Anna Newbold

Monday, August 15, 2011

The writing’s on the wall

"Variations of [minor] nature may have an adverse effect on levels of risk” by Tristan Da Roza

Tristan Da Roza creates a site—a construction site, a demolition site. A site that is bordered, defined, subject to definition and constraint. Literally “Variations of [minor] nature may have an adverse effect on levels of risk” is a site in all this word’s vicissitudes. There is the feeling like we have walked into a world of calculated destruction, perceptual destruction, linguistic destruction and creative destruction. There is a sense that this is an absurd space, like a Borges story of incomplete visions being eternally built and destroyed, rebuilt and discarded. We get the feeling that an earnest architect lost his job or his head on this site. He was telling a joke about a lawyer who walked into a bar.

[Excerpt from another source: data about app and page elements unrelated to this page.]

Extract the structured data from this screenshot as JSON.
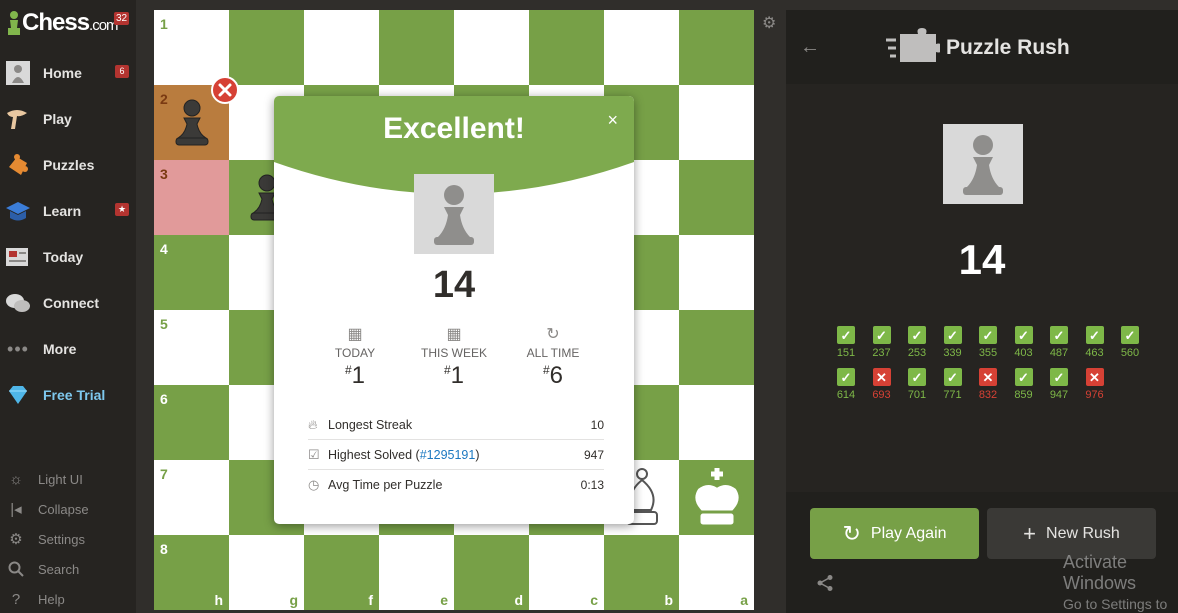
{
  "app": {
    "logo": "Chess",
    "logo_suffix": ".com",
    "logo_badge": "32"
  },
  "sidebar": {
    "items": [
      {
        "label": "Home",
        "badge": "6"
      },
      {
        "label": "Play"
      },
      {
        "label": "Puzzles"
      },
      {
        "label": "Learn",
        "badge": "★"
      },
      {
        "label": "Today"
      },
      {
        "label": "Connect"
      },
      {
        "label": "More"
      },
      {
        "label": "Free Trial"
      }
    ],
    "bottom": [
      {
        "label": "Light UI"
      },
      {
        "label": "Collapse"
      },
      {
        "label": "Settings"
      },
      {
        "label": "Search"
      },
      {
        "label": "Help"
      }
    ]
  },
  "board": {
    "ranks": [
      "1",
      "2",
      "3",
      "4",
      "5",
      "6",
      "7",
      "8"
    ],
    "files": [
      "h",
      "g",
      "f",
      "e",
      "d",
      "c",
      "b",
      "a"
    ]
  },
  "modal": {
    "title": "Excellent!",
    "close": "×",
    "score": "14",
    "ranks": [
      {
        "label": "TODAY",
        "value": "1"
      },
      {
        "label": "THIS WEEK",
        "value": "1"
      },
      {
        "label": "ALL TIME",
        "value": "6"
      }
    ],
    "rank_prefix": "#",
    "stats": {
      "streak_label": "Longest Streak",
      "streak_value": "10",
      "highest_label": "Highest Solved (",
      "highest_link": "#1295191",
      "highest_close": ")",
      "highest_value": "947",
      "avg_label": "Avg Time per Puzzle",
      "avg_value": "0:13"
    }
  },
  "panel": {
    "title": "Puzzle Rush",
    "score": "14",
    "results": [
      {
        "num": "151",
        "ok": true
      },
      {
        "num": "237",
        "ok": true
      },
      {
        "num": "253",
        "ok": true
      },
      {
        "num": "339",
        "ok": true
      },
      {
        "num": "355",
        "ok": true
      },
      {
        "num": "403",
        "ok": true
      },
      {
        "num": "487",
        "ok": true
      },
      {
        "num": "463",
        "ok": true
      },
      {
        "num": "560",
        "ok": true
      },
      {
        "num": "614",
        "ok": true
      },
      {
        "num": "693",
        "ok": false
      },
      {
        "num": "701",
        "ok": true
      },
      {
        "num": "771",
        "ok": true
      },
      {
        "num": "832",
        "ok": false
      },
      {
        "num": "859",
        "ok": true
      },
      {
        "num": "947",
        "ok": true
      },
      {
        "num": "976",
        "ok": false
      }
    ],
    "play_again": "Play Again",
    "new_rush": "New Rush",
    "watermark1": "Activate Windows",
    "watermark2": "Go to Settings to activate Windows."
  },
  "colors": {
    "board_dark": "#77a047",
    "board_light": "#ffffff",
    "accent_green": "#7eb848",
    "error_red": "#d64135",
    "highlight_red": "#e19a9a",
    "highlight_orange": "#b97c3e"
  }
}
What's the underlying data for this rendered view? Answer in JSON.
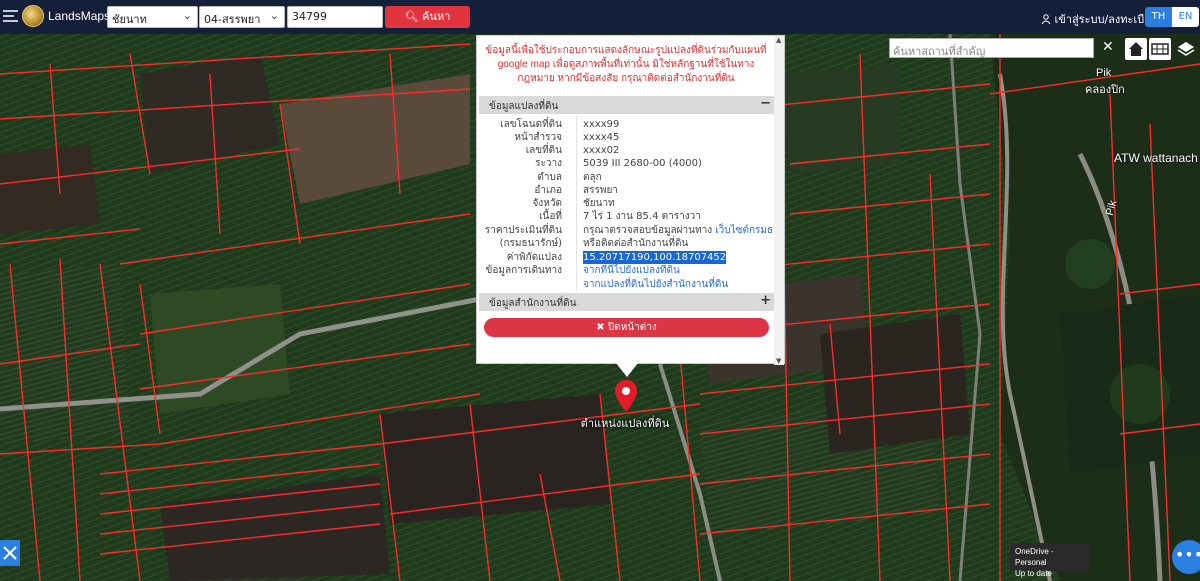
{
  "navbar": {
    "brand": "LandsMaps",
    "province": "ชัยนาท",
    "amphoe": "04-สรรพยา",
    "parcel_number": "34799",
    "search_label": "ค้นหา",
    "login_label": "เข้าสู่ระบบ/ลงทะเบียน",
    "lang_th": "TH",
    "lang_en": "EN"
  },
  "map": {
    "place_search_placeholder": "ค้นหาสถานที่สำคัญ",
    "labels": {
      "pik": "Pik",
      "pik_thai": "คลองปิก",
      "atw": "ATW wattanach",
      "pik_road": "Pik"
    },
    "marker_label": "ตำแหน่งแปลงที่ดิน"
  },
  "popup": {
    "disclaimer": "ข้อมูลนี้เพื่อใช้ประกอบการแสดงลักษณะรูปแปลงที่ดินร่วมกับแผนที่ google map เพื่อดูสภาพพื้นที่เท่านั้น มิใช่หลักฐานที่ใช้ในทางกฎหมาย หากมีข้อสงสัย กรุณาติดต่อสำนักงานที่ดิน",
    "section_parcel": "ข้อมูลแปลงที่ดิน",
    "section_office": "ข้อมูลสำนักงานที่ดิน",
    "rows": [
      {
        "label": "เลขโฉนดที่ดิน",
        "value": "xxxx99"
      },
      {
        "label": "หน้าสำรวจ",
        "value": "xxxx45"
      },
      {
        "label": "เลขที่ดิน",
        "value": "xxxx02"
      },
      {
        "label": "ระวาง",
        "value": "5039 III 2680-00 (4000)"
      },
      {
        "label": "ตำบล",
        "value": "ตลุก"
      },
      {
        "label": "อำเภอ",
        "value": "สรรพยา"
      },
      {
        "label": "จังหวัด",
        "value": "ชัยนาท"
      },
      {
        "label": "เนื้อที่",
        "value": "7 ไร่ 1 งาน 85.4 ตารางวา"
      },
      {
        "label": "ราคาประเมินที่ดิน",
        "value": "กรุณาตรวจสอบข้อมูลผ่านทาง",
        "value_link": "เว็บไซต์กรมธนารักษ์"
      },
      {
        "label": "(กรมธนารักษ์)",
        "value": "หรือติดต่อสำนักงานที่ดิน"
      },
      {
        "label": "ค่าพิกัดแปลง",
        "value": "15.20717190,100.18707452"
      },
      {
        "label": "ข้อมูลการเดินทาง",
        "value": "จากที่นี่ไปยังแปลงที่ดิน"
      },
      {
        "label": "",
        "value": "จากแปลงที่ดินไปยังสำนักงานที่ดิน"
      }
    ],
    "close_label": "✖ ปิดหน้าต่าง",
    "collapse_symbol": "−",
    "expand_symbol": "+"
  },
  "onedrive": {
    "line1": "OneDrive - Personal",
    "line2": "Up to date"
  },
  "colors": {
    "navbar": "#14203a",
    "accent_red": "#e2343f",
    "accent_blue": "#2a7fe0",
    "parcel_line": "#ff2a2a"
  }
}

A black wooden truss arm, similar to a crane boom, is hinged to the gallery wall and extends across the space of the gallery above the viewer’s head. A pendant line, rigged to the ceiling and winched from the wall, holds the structure in a diagonal position. Perspex is clad along the length of the truss arm. C-clamps hold the Perspex in place. The structure is broken. Perspex shards and casement, or frame are caught in the truss lattice. Shattered pieces of wood, brick and Perspex lie on the floor. Another part of the installation, a chunk of cement, into which an eye bolt is drilled, is suspended by rope and pulley, again, from the ceiling. It hangs over a Perspex platform resting on a square outline of glowing neon lights on the floor—it is covered in broken cement pieces. Neon-orange builder’s line marks out borders and delineates a gestalt on the wall—similar to a picture’s edge. Within is a splatter of grey building-site-like mess—just enough to look like an aberration. A flat high-gloss black surface (that looks like a flat screen TV) supported by a truss frame is horizontally hinged to the wall—it swings freely like an unfastened gate. Lines of perspective, in accordance with a point of view in the gallery, are marked in duct tape on the floor. An octagon, stop sign shape made of hi-vis tape outlined on the floor seems to mark an arbitrary safety zone.

There is a road delineator post at the entry to the gallery. This forms a threshold—a symbolic entrance into the space contained by the installation. Words activate this space through a series of abstract and complicated warnings. ‘Variations of a [minor] nature may have a adverse effect on levels of risk’—these words, which are presented as makeshift (with intentional errors) in a plastic pocket stuck to the wall, place the onus on the viewer. ‘Spatial awareness can be prompted by potential risks involved occupation; negotiating risks may be a productive process’—is noted on a sculpture similar to an on-site drafting bench made of shards of broken glass. 

By entering into the installation the viewer has accepted the terms and conditions of the signs. This is much like the “enter at own risk” sign on a building site fence or the “you break it you buy it” sign in a souvenir gift shop. However, the signs in this installation are abstract. Whether or not the viewer understands them has no impact on the consequences of actions and reactions within their obtuse logic. Awareness, risk and productivity poetically coincide in this formal sophism. The elusive content of the signs needn’t be read, understood or even real for their implications to feel consequential within this theatrical installation. The jostle of images in the visual field seems to cause breakage. However, by entering the space, the viewer is aware that they are responsible for the damage (regardless of whether they know it or not). This shattered project, this crushed model Xanadu, will be bigger, better and more modern than originally imagined because the architect is dead; the building permits haven’t been approved; the price of materials has inflated; and there has been a catastrophic shakeup in a snow-dome somewhere.